Types of Blood Vessels


They carry oxygenated blood from the heart to all of your body’s cells.


These are small blood vessels that connect the arteries and veins, and they are very thin and connect the two parts of the body.


The heart sends blood back to the body through veins. This blood is less oxygenated and has a lot of waste products that need to be excreted or taken out of the body.

Blood Pressure

Blood pressure plays a crucial role in facilitating the flow of blood throughout the body. It is the force exerted by the blood against the walls of the blood vessels. Two important measurements are used to assess blood pressure:

  1. Systolic Blood Pressure: This measures the pressure exerted on the blood vessels when the heart is contracting or beating. The ideal systolic blood pressure is around 120 mmHg.
  2. Diastolic Blood Pressure: This measures the pressure in the blood vessels when the heart is at rest between beats. The recommended diastolic blood pressure is approximately 80 mmHg.

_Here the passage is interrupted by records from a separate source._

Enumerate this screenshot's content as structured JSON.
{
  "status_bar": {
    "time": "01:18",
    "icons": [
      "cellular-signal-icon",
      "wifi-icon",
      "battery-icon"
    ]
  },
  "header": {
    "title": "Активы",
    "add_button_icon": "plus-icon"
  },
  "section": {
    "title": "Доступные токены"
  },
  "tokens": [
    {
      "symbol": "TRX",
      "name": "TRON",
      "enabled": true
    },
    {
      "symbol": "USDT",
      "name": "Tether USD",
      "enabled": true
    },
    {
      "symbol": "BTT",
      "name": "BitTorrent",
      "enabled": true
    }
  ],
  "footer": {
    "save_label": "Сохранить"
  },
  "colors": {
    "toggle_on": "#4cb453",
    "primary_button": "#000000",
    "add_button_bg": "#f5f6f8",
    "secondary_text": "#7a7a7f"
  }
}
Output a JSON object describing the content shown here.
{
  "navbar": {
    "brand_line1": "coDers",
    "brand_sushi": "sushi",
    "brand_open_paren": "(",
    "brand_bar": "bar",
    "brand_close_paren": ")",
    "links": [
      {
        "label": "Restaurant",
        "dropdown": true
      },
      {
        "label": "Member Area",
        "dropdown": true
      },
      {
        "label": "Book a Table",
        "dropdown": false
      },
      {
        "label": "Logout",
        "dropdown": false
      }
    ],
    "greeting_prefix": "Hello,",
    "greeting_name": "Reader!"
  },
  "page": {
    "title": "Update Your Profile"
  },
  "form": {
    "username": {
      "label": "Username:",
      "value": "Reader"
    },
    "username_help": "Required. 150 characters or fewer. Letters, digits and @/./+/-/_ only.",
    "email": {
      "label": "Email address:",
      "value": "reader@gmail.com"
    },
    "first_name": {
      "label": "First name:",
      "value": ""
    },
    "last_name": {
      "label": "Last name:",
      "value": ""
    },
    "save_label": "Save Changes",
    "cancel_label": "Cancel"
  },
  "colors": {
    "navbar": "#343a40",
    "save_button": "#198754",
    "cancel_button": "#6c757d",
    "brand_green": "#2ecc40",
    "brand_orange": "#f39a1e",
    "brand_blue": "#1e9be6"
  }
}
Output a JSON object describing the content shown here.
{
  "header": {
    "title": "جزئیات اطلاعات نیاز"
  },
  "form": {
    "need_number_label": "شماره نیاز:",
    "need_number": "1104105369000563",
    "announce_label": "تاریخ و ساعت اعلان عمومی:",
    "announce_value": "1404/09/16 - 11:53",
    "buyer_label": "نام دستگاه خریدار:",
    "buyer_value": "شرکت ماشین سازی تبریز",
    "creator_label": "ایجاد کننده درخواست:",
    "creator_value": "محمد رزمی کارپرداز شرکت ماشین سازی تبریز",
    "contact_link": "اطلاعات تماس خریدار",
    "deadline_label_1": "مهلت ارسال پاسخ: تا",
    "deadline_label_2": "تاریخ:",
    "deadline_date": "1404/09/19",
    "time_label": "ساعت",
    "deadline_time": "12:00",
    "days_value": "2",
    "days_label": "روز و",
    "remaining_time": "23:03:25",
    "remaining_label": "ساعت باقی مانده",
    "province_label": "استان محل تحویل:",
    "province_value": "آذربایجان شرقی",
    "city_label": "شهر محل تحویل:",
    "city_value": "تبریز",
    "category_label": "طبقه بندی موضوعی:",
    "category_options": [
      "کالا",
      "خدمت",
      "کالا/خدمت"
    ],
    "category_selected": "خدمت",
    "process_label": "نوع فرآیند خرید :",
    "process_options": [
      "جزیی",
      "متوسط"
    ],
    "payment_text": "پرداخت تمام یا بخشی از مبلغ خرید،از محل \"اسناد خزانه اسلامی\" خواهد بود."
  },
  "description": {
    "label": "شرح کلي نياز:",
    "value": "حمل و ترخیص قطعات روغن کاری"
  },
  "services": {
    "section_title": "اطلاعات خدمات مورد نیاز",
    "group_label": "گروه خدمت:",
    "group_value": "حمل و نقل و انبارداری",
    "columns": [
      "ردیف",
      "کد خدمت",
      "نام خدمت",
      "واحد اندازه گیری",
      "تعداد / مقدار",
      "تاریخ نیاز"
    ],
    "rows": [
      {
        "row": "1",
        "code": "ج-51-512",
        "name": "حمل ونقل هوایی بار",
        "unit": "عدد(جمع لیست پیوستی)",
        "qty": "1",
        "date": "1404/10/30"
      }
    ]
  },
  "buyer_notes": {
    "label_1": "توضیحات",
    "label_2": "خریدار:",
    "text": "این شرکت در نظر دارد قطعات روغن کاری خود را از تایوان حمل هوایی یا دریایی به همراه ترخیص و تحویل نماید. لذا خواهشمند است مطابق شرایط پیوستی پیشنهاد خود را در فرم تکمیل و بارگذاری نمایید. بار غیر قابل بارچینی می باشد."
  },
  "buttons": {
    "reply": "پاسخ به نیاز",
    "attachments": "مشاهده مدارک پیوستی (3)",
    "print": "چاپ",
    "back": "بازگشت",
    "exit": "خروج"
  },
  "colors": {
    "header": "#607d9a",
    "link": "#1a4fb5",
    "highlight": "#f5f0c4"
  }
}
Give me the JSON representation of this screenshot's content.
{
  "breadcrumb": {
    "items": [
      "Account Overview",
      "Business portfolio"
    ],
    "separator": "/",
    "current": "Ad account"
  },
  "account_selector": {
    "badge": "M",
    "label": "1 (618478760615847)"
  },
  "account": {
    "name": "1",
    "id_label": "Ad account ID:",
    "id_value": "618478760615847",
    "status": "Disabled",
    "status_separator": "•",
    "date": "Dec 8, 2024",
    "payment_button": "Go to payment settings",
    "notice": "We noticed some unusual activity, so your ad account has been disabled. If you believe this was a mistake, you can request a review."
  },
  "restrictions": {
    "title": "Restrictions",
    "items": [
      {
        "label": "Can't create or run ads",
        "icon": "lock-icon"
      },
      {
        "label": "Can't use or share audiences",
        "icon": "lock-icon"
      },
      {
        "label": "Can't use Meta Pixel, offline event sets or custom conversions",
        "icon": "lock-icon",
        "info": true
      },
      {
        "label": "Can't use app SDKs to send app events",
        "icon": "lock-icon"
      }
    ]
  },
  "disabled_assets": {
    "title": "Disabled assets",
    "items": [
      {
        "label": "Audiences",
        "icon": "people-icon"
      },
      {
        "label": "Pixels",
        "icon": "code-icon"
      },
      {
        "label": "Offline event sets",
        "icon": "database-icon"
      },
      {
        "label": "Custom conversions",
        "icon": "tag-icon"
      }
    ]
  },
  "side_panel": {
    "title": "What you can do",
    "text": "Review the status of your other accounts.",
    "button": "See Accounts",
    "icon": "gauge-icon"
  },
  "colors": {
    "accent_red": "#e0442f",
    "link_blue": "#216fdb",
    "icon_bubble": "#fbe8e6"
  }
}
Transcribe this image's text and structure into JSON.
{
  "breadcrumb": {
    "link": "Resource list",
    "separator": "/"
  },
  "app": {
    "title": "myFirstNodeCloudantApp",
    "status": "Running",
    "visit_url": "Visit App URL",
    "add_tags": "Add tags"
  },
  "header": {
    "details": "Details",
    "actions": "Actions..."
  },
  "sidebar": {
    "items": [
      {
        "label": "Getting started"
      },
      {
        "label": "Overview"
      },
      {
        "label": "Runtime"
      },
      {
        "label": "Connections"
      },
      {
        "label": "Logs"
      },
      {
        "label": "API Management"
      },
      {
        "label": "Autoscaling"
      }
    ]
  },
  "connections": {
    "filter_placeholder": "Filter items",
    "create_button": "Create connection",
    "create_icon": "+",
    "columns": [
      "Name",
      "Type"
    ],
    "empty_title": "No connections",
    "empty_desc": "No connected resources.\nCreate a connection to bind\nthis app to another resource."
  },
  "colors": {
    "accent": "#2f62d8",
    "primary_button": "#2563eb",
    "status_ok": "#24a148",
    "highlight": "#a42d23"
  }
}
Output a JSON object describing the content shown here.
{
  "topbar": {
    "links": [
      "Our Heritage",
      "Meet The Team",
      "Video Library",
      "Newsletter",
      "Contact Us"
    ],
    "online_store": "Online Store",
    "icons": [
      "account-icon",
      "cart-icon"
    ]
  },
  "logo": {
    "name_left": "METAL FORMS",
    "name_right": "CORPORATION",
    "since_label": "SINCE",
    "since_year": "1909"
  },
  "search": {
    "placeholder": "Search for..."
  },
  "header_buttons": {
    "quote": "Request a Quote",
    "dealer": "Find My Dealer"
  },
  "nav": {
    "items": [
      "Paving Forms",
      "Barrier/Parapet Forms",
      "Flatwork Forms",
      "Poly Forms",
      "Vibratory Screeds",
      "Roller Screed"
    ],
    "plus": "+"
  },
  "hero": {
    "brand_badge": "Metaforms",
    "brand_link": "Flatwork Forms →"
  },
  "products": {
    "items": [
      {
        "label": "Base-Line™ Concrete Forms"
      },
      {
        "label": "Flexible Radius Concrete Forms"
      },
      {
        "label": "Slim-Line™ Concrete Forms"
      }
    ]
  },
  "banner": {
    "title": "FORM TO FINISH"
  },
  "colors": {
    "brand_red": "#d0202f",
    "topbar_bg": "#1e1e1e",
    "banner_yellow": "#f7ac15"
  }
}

Various factors can cause fluctuations in blood pressure, including:

  • Stress: Emotional or mental stress can temporarily increase blood pressure.
  • Hormones: Hormonal changes, such as those occurring during pregnancy or menopause, can affect blood pressure.
  • Body position: Blood pressure can change when transitioning from sitting to standing or vice versa.
  • Physical activity: Exercise can lead to temporary increases in blood pressure.
  • Diet: Consumption of certain foods, especially those high in sodium, can impact blood pressure.

The size of blood arteries, the action of smooth muscles, the presence of one-way valves, and blood pressure regulation mechanisms work together to maintain proper blood flow throughout the body. If you frequently experience unexplained fluctuations in blood pressure, it is advisable to consult a cardiologist to identify any underlying issues.

How Fast Does Blood Flow?

The heart plays a vital role in circulating blood throughout the body. Initially, blood is propelled from the heart at high pressure and velocity through the major artery, the aorta, where its flow rate is around 30 centimeters per second. However, as blood reaches the smaller arteries, arterioles, and capillary beds, its velocity slows down significantly to approximately 0.026 cm/sec, due to the smaller diameter of these vessels.

The large number of capillaries and veins branching out from the aorta contributes to a slower flow rate compared to the initial aortic flow. Movement of the body, particularly the contraction of skeletal muscles, assists in propelling blood through the veins. To prevent blood from flowing backward in the veins against gravity, one-way valves are present. It is recommended to avoid prolonged sitting to prevent blood from pooling in the lower extremities, and engaging in physical rehabilitation sessions or physical therapy can aid in maintaining smooth blood flow and recovering from injuries.

Blood flow through capillary beds is regulated by nerve and hormone signals, allowing the body to prioritize blood supply based on its needs. For instance, after a meal, a significant portion of blood is directed to the digestive system by opening the vessels in that area while constricting vessels in other parts of the body. Vasodilation occurs in skeletal muscles during exercise, increasing blood flow to these areas, while vasoconstriction limits blood supply to the digestive system. Precapillary sphincters, small muscles located at the entrances of capillary beds, control the amount of blood entering these beds.

The opening and closing of precapillary sphincters determine the distribution of blood within capillary networks. When a sphincter is open, blood flows into the corresponding capillary branch, whereas the closure of all sphincters directs blood from arterioles to venules through thoroughfare channels. These mechanisms enable the body to regulate blood flow based on its current demands, with only a small percentage (approximately 5% to 10%) of capillary beds being perfused at any given time.

It is crucial not to ignore abnormal blood pressure readings, as high blood pressure can lead to severe cardiovascular problems. It is advisable to schedule an appointment with a reputable cardiologist for a comprehensive evaluation and appropriate management of your blood pressure.